Games developer Nippon Ichi Software (NIS) America has admitted that customers of two of its US online stores are at risk of credit card fraud after they were hacked.
Like something out of our What you sound like after a data breach article, it’s offering customers a $5 (£3.60) online voucher with no promise of credit checking beyond what the US Government already offers for free.
During that period:
Your personal information, including your payment information, may have been compromised.
Which, when you read further into the alert email, turns out to be an understatement.
After entering their billing, shipping, and payment information, the customer would be temporarily redirected to an offsite web page not owned or operated by NIS America, Inc.
This “malicious process” grabbed everything entered by customers, including billing and shipping address, and credit card data (including the CVV number), before returning customers to the NIS America page to complete the transaction none the wiser. Only PayPal customers were not affected.
NIS said it has taken steps to close the vulnerability that led to the breach, which leaves us guessing as to exactly what that vulnerability might have been.
NIS hasn’t confirmed this detail of the breach, so it remains informed but plausible speculation.
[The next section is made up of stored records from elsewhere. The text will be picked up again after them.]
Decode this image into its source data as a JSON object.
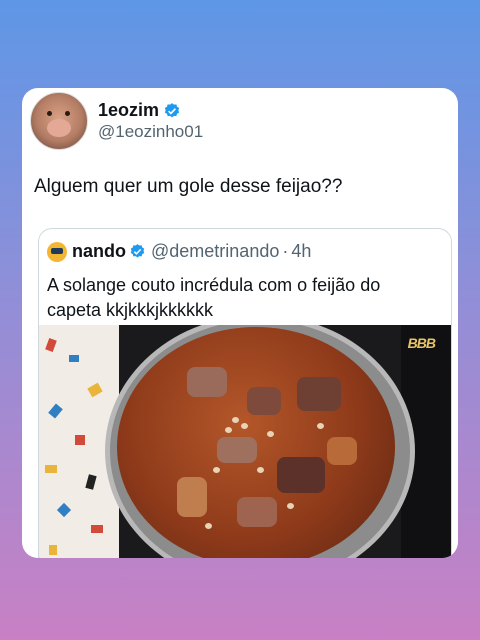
{
  "tweet": {
    "display_name": "1eozim",
    "handle": "@1eozinho01",
    "text": "Alguem quer um gole desse feijao??"
  },
  "quoted_tweet": {
    "display_name": "nando",
    "handle": "@demetrinando",
    "separator": "·",
    "time": "4h",
    "text": "A solange couto incrédula com o feijão do capeta kkjkkkjkkkkkk",
    "media_logo": "BBB"
  },
  "colors": {
    "verified": "#1d9bf0",
    "background_top": "#5e97e6",
    "background_bottom": "#c980c4"
  }
}
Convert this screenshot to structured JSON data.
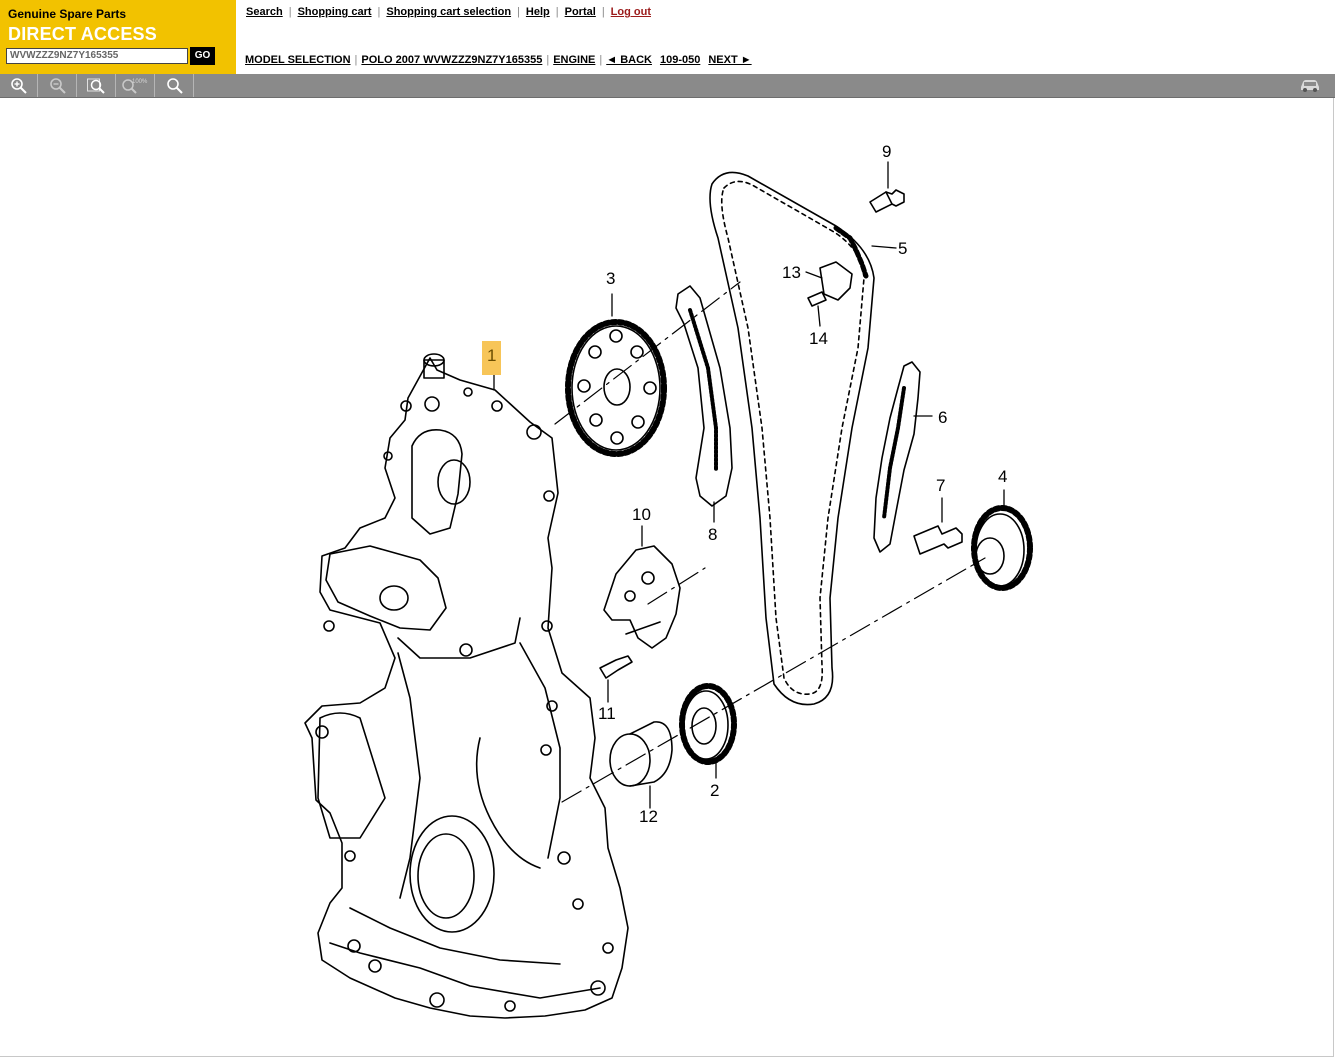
{
  "brand": {
    "subtitle": "Genuine Spare Parts",
    "title": "DIRECT ACCESS",
    "vin_value": "WVWZZZ9NZ7Y165355",
    "go_label": "GO",
    "color": "#f2c200"
  },
  "topnav": {
    "items": [
      "Search",
      "Shopping cart",
      "Shopping cart selection",
      "Help",
      "Portal",
      "Log out"
    ],
    "separator": "|"
  },
  "breadcrumb": {
    "model_selection": "MODEL SELECTION",
    "vehicle": "POLO 2007 WVWZZZ9NZ7Y165355",
    "group": "ENGINE",
    "back": "◄ BACK",
    "code": "109-050",
    "next": "NEXT ►"
  },
  "toolbar": {
    "buttons": [
      "zoom-in-icon",
      "zoom-out-icon",
      "zoom-fit-icon",
      "zoom-100-icon",
      "search-icon"
    ],
    "zoom_100_label": "100%",
    "right_icon": "car-icon",
    "background": "#8a8a8a"
  },
  "diagram": {
    "selected_part": "1",
    "highlight_color": "#f7c558",
    "callouts": [
      "1",
      "2",
      "3",
      "4",
      "5",
      "6",
      "7",
      "8",
      "9",
      "10",
      "11",
      "12",
      "13",
      "14"
    ]
  }
}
For now, the company’s biggest problem seems to be customer anger, not only at the severity of the breach but an offer to compensate victims by applying the $5 discount against future purchases. Said NIS:
We understand that this is a small token, but we hope it will show our commitment and appreciation of our customers as we begin to regain your trust.
After posting what was claimed to be a sequence of fraudulent card transactions running to $1,000, one Twitter user responded:
The five dollars will really help here.
NIS offered customers a link to the Federal Trade Commission’s identity theft service, which offers US citizens affected by data breaches a free 90-day fraud alert via one of several credit reference agencies.
A standard response in data breaches – especially ones that involve live credit card data – would be at least a year of credit checking and lock, as was the case for affected users after September’s massive Equifax breach.
This could be a test case for US regulators. NIS is no Equifax, but smaller breaches should not be ignored simply because they are smaller.